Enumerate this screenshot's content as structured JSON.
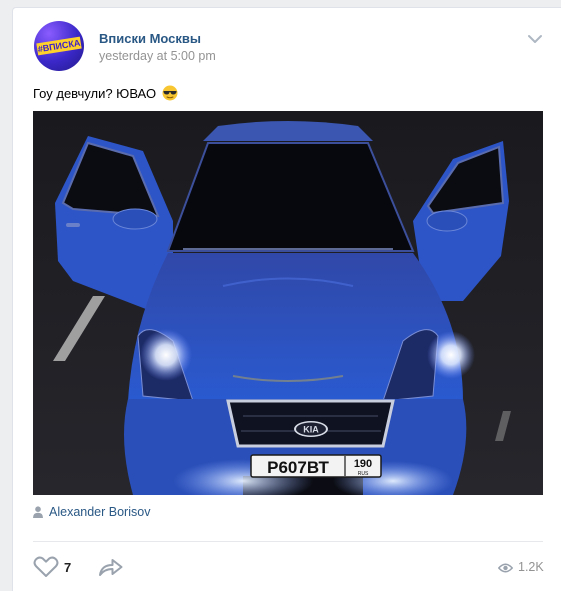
{
  "post": {
    "author": "Вписки Москвы",
    "date": "yesterday at 5:00 pm",
    "avatar_text": "#ВПИСКА",
    "text": "Гоу девчули? ЮВАО",
    "emoji": "sunglasses-face",
    "photo": {
      "plate_number": "Р607ВТ",
      "plate_region": "190",
      "plate_country": "RUS",
      "badge_text": "KIA"
    },
    "signer": "Alexander Borisov",
    "likes": "7",
    "views": "1.2K"
  },
  "icons": {
    "menu": "chevron-down-icon",
    "signer": "user-icon",
    "like": "heart-icon",
    "share": "share-arrow-icon",
    "views": "eye-icon"
  },
  "colors": {
    "link": "#2a5885",
    "meta": "#939393",
    "icon": "#99a2ad",
    "car_body": "#2a4fb8"
  }
}
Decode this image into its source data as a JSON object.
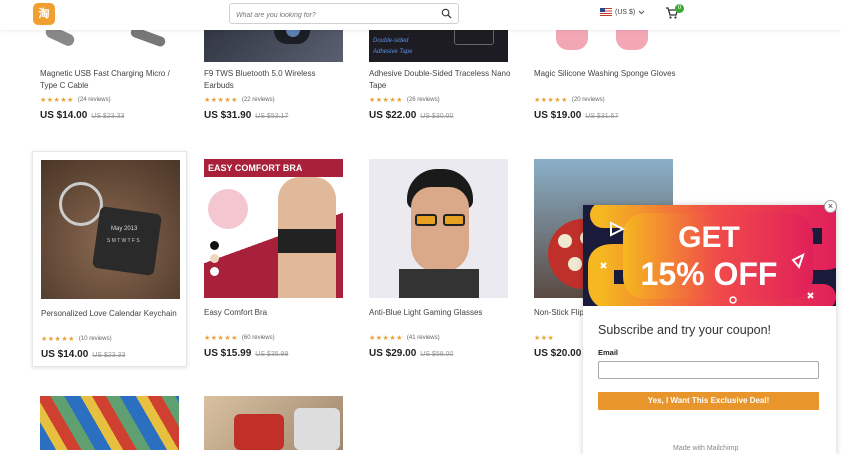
{
  "header": {
    "logo_text": "淘",
    "search_placeholder": "What are you looking for?",
    "currency": "(US $)",
    "cart_count": "0"
  },
  "products": [
    {
      "title": "Magnetic USB Fast Charging Micro / Type C Cable",
      "stars": "★★★★★",
      "reviews": "(24 reviews)",
      "price": "US $14.00",
      "old_price": "US $23.33"
    },
    {
      "title": "F9 TWS Bluetooth 5.0 Wireless Earbuds",
      "stars": "★★★★★",
      "reviews": "(22 reviews)",
      "price": "US $31.90",
      "old_price": "US $53.17"
    },
    {
      "title": "Adhesive Double-Sided Traceless Nano Tape",
      "stars": "★★★★★",
      "reviews": "(26 reviews)",
      "price": "US $22.00",
      "old_price": "US $30.00",
      "image_text": [
        "Double-sided",
        "Adhesive Tape"
      ]
    },
    {
      "title": "Magic Silicone Washing Sponge Gloves",
      "stars": "★★★★★",
      "reviews": "(20 reviews)",
      "price": "US $19.00",
      "old_price": "US $31.67"
    },
    {
      "title": "Personalized Love Calendar Keychain",
      "stars": "★★★★★",
      "reviews": "(10 reviews)",
      "price": "US $14.00",
      "old_price": "US $23.33",
      "image_text": [
        "May 2013",
        "S M T W T F S"
      ]
    },
    {
      "title": "Easy Comfort Bra",
      "stars": "★★★★★",
      "reviews": "(60 reviews)",
      "price": "US $15.99",
      "old_price": "US $35.99",
      "image_text": [
        "EASY COMFORT BRA"
      ]
    },
    {
      "title": "Anti-Blue Light Gaming Glasses",
      "stars": "★★★★★",
      "reviews": "(41 reviews)",
      "price": "US $29.00",
      "old_price": "US $58.00"
    },
    {
      "title": "Non-Stick Flip",
      "stars": "★★★",
      "reviews": "",
      "price": "US $20.00",
      "old_price": ""
    }
  ],
  "popup": {
    "banner_line1": "GET",
    "banner_line2": "15% OFF",
    "title": "Subscribe and try your coupon!",
    "email_label": "Email",
    "button_label": "Yes, I Want This Exclusive Deal!",
    "footer": "Made with Mailchimp",
    "close_label": "×"
  },
  "colors": {
    "star": "#e8a33c",
    "button": "#e8962c",
    "banner_bg": "#1a1a3a"
  }
}
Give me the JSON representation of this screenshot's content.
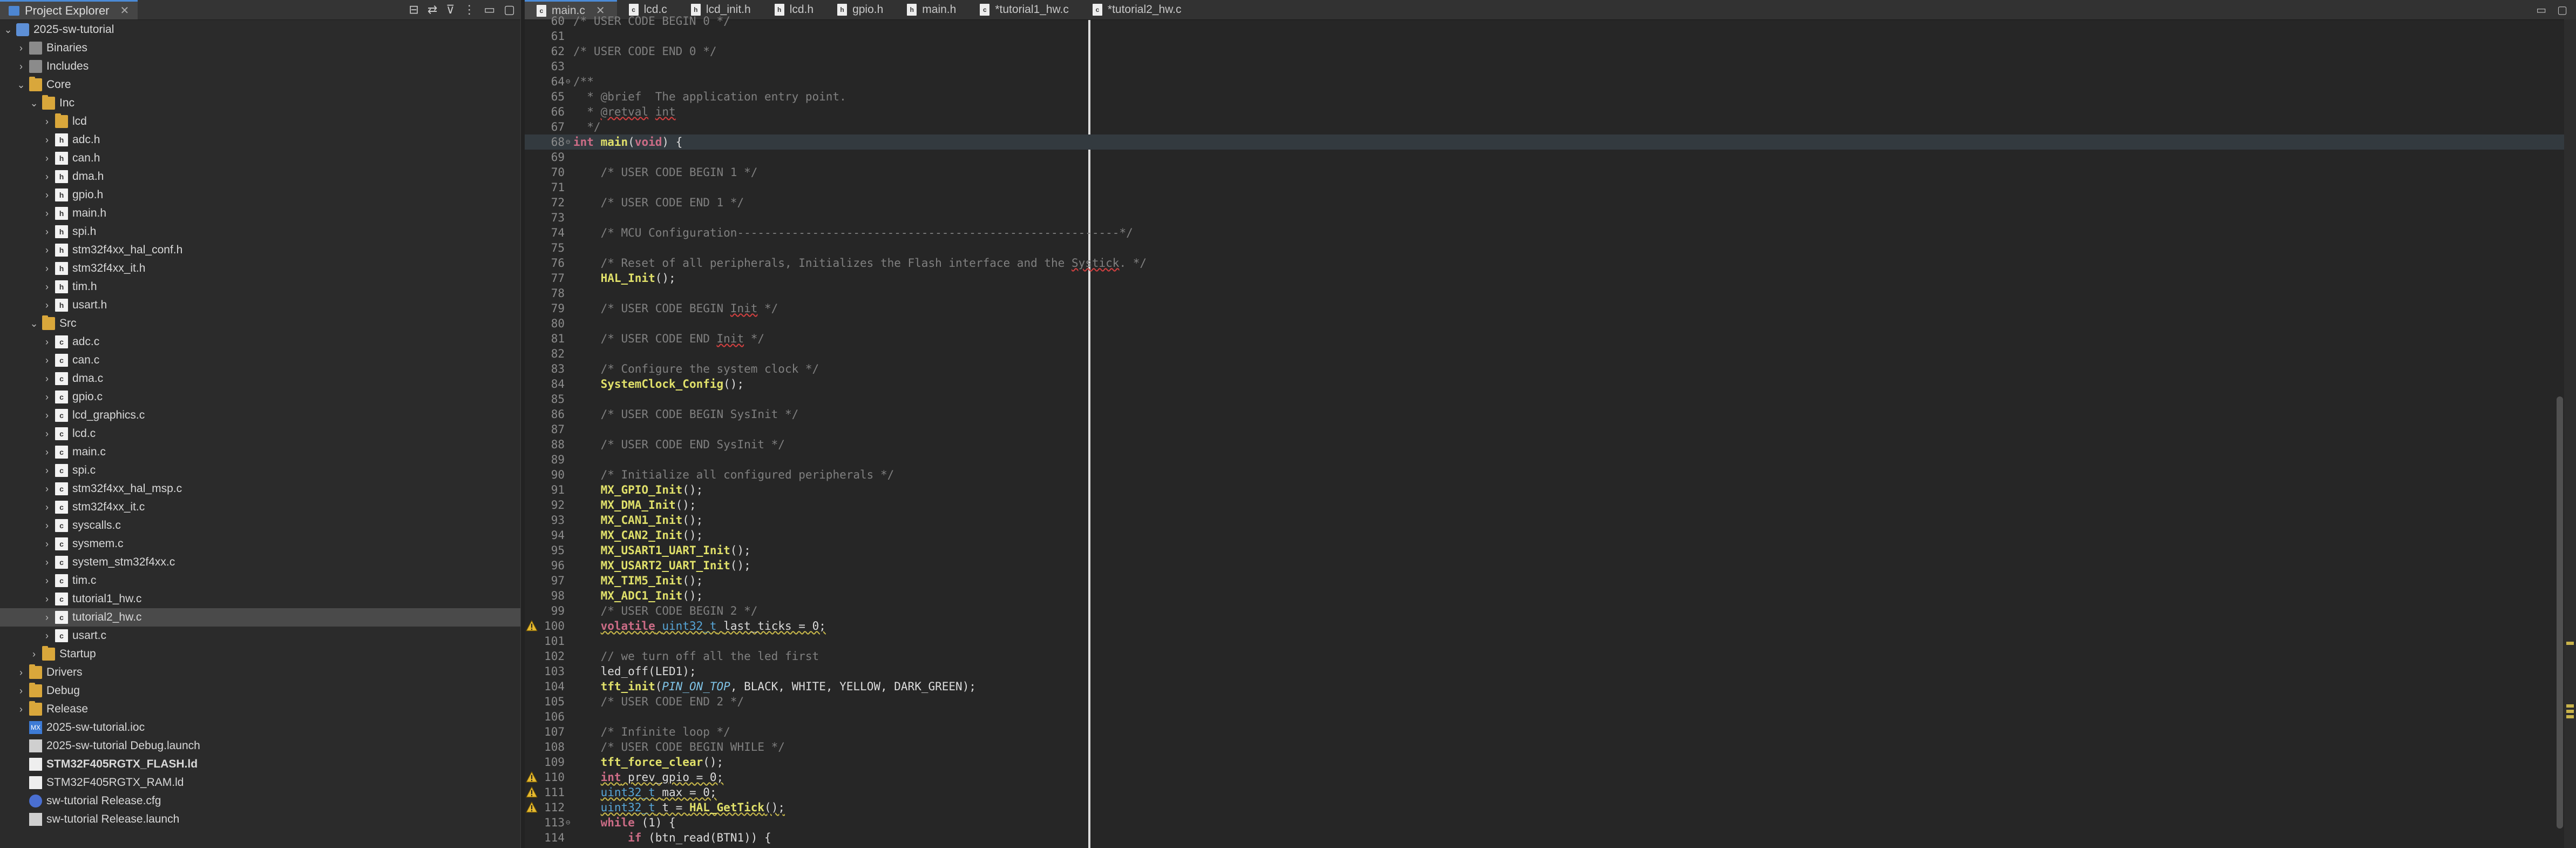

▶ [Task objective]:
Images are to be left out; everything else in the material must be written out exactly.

▶ [Response to this exercise]:
Enumerate this screenshot's content as structured JSON.
{
  "post": {
    "author": "Вписки Москвы",
    "date": "yesterday at 5:00 pm",
    "avatar_text": "#ВПИСКА",
    "text": "Гоу девчули? ЮВАО",
    "emoji": "sunglasses-face",
    "photo": {
      "plate_number": "Р607ВТ",
      "plate_region": "190",
      "plate_country": "RUS",
      "badge_text": "KIA"
    },
    "signer": "Alexander Borisov",
    "likes": "7",
    "views": "1.2K"
  },
  "icons": {
    "menu": "chevron-down-icon",
    "signer": "user-icon",
    "like": "heart-icon",
    "share": "share-arrow-icon",
    "views": "eye-icon"
  },
  "colors": {
    "link": "#2a5885",
    "meta": "#939393",
    "icon": "#99a2ad",
    "car_body": "#2a4fb8"
  }
}
Decode this image into its source data as a JSON object.
{
  "header": {
    "logo_text": "淘",
    "search_placeholder": "What are you looking for?",
    "currency": "(US $)",
    "cart_count": "0"
  },
  "products": [
    {
      "title": "Magnetic USB Fast Charging Micro / Type C Cable",
      "stars": "★★★★★",
      "reviews": "(24 reviews)",
      "price": "US $14.00",
      "old_price": "US $23.33"
    },
    {
      "title": "F9 TWS Bluetooth 5.0 Wireless Earbuds",
      "stars": "★★★★★",
      "reviews": "(22 reviews)",
      "price": "US $31.90",
      "old_price": "US $53.17"
    },
    {
      "title": "Adhesive Double-Sided Traceless Nano Tape",
      "stars": "★★★★★",
      "reviews": "(26 reviews)",
      "price": "US $22.00",
      "old_price": "US $30.00",
      "image_text": [
        "Double-sided",
        "Adhesive Tape"
      ]
    },
    {
      "title": "Magic Silicone Washing Sponge Gloves",
      "stars": "★★★★★",
      "reviews": "(20 reviews)",
      "price": "US $19.00",
      "old_price": "US $31.67"
    },
    {
      "title": "Personalized Love Calendar Keychain",
      "stars": "★★★★★",
      "reviews": "(10 reviews)",
      "price": "US $14.00",
      "old_price": "US $23.33",
      "image_text": [
        "May 2013",
        "S M T W T F S"
      ]
    },
    {
      "title": "Easy Comfort Bra",
      "stars": "★★★★★",
      "reviews": "(60 reviews)",
      "price": "US $15.99",
      "old_price": "US $35.99",
      "image_text": [
        "EASY COMFORT BRA"
      ]
    },
    {
      "title": "Anti-Blue Light Gaming Glasses",
      "stars": "★★★★★",
      "reviews": "(41 reviews)",
      "price": "US $29.00",
      "old_price": "US $58.00"
    },
    {
      "title": "Non-Stick Flip",
      "stars": "★★★",
      "reviews": "",
      "price": "US $20.00",
      "old_price": ""
    }
  ],
  "popup": {
    "banner_line1": "GET",
    "banner_line2": "15% OFF",
    "title": "Subscribe and try your coupon!",
    "email_label": "Email",
    "button_label": "Yes, I Want This Exclusive Deal!",
    "footer": "Made with Mailchimp",
    "close_label": "×"
  },
  "colors": {
    "star": "#e8a33c",
    "button": "#e8962c",
    "banner_bg": "#1a1a3a"
  }
}
Give me the JSON representation of this screenshot's content.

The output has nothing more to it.